The disaster was the parade of far-right leaders, pundits and conspiracy theorists who attacked the 16-year-old in an attempt to discredit her simple message. Nevertheless, that message remains true: climate change is real, and the proof is in the science.
Thunberg has become a popular target for members of the right, particularly as her popularity has grown. U.S. President Donald Trump attacked her — twice — on social media, once after the UN summit and again after she won the Time honour. People’s Party of Canada Leader Maxime Bernier also went after her on Twitter, calling her “mentally unstable” in an apparent nod to her Asperger’s syndrome.
Critics accused her of taking a “cruise” when she opted to sail across the ocean to her UN appearance, rather than taking a carbon-emitting plane. They claimed she was a “mentally ill” puppet and compared her to Adolf Hitler. They even concocted some (mostly) tongue-in-cheek conspiracy theories about a photo lookalike of her from 1898.
Counter-protesters have also shown up to denounce her at some of her climate strike demonstrations, including on multiple occasions while she was passing through oil-rich Alberta in October.
Australian comedian Mark Humphries poked fun at Thunberg’s haters with a satirical video published in September, which showed a fake hotline for adults “angry at a child.”
“If you’re a grown adult who needs to yell at a child for some reason, the Greta Thunberg Helpline is here to tolerate you,” a woman’s voiceover says in the video.
Peloton bike ad
The ad shows a woman slavishly documenting one year of working out on a Peloton bike that her husband gave her at Christmas, before presenting him with a video about her efforts the following year.
“A year ago, I didn’t realize how much this would change me,” she says in the vlog. “Thank you.”
Peloton clearly set out to present the bike as a positive, life-changing gift, but online critics took the ad in a completely different direction. Many pointed out that the woman in the ad looks low-key terrified, as though she’s plastering a smile on her face to avoid crying.
“I don’t understand why she is so frightened the whole time,” one person said.
“Nothing says ‘maybe you should lose a few pounds’ like gifting your already rail-thin life partner a Peloton,’” added another user.
Canadian actor Ryan Reynolds quickly jumped on the viral moment to promote his Aviation Gin company. Reynolds hired the Peloton actress, Monica Ruiz, to appear in a backdoor “sequel” to the first ad. The ad showed Ruiz sitting between two friends who comfort her and tell her everything will be OK, while she quickly chugs a martini glass full of gin.
Ruiz later addressed her viral fame in a self-deprecating interview with Today.
“It was my face, that was the problem,” she said. “My eyebrows looked, like, worried, I guess?”
Justin Trudeau in blackface and brownface
Justin Trudeau wore skin-darkening makeup multiple times before he became prime minister of Canada.

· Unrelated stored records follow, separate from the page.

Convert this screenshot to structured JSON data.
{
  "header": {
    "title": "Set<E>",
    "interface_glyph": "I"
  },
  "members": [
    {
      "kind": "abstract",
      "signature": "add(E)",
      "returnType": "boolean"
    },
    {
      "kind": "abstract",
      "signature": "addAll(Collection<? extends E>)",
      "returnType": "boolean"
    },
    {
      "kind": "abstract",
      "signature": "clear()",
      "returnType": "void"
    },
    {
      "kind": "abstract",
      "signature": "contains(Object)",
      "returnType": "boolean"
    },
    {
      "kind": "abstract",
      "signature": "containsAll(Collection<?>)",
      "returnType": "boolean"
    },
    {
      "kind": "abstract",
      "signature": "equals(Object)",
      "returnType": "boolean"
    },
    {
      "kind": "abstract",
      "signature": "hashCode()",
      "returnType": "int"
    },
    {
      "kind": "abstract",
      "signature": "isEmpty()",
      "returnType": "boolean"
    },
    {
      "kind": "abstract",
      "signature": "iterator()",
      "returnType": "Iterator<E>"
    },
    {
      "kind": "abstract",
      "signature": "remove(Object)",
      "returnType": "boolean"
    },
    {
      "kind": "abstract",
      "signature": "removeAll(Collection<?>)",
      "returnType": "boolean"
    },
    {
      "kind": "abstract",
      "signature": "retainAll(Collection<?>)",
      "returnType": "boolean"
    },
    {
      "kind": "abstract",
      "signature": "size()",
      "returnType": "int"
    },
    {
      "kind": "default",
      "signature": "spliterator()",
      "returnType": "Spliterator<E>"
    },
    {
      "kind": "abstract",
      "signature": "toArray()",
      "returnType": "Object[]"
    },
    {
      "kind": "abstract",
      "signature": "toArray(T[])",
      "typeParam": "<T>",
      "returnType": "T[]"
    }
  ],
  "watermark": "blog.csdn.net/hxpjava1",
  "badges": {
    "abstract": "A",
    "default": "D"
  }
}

And there are real, cringe-inducing photos to prove it.
This political bomb hit right in the middle of the Canadian federal election, but it quickly became a viral trainwreck for people around the world. It actually broke in the foreign press, as Time magazine was the first one with the story.
It all started with a 2001 yearbook photo of then-teacher Trudeau in an Aladdin costume, with his face covered in makeup that made him look much darker than even the Disney character. That prompted Trudeau to apologize in a press conference on his jet, where he acknowledged that he’s always been “more enthusiastic about costumes than is sometimes appropriate.” He also said he didn’t know exactly how many other times he’d worn blackface.
Soon after, Global News obtained footage of a younger Trudeau with his skin painted black at a campground. A third photo also surfaced of Trudeau in blackface for an on-stage performance in high school.
The story didn’t cost Trudeau the election, but it did damage his global image as a progressive leader. It also spawned some pretty wild memes online.
The controversy generated plenty of ammunition for Trudeau’s critics, who still dredge it up in response to race- or gender-related issues.
Read the comments section on any Trudeau-related news story and you’re bound to read something like: “Yeah but he does brownface!”
Trudeau opted to skip his annual Halloween dress-up tradition this year. Obviously.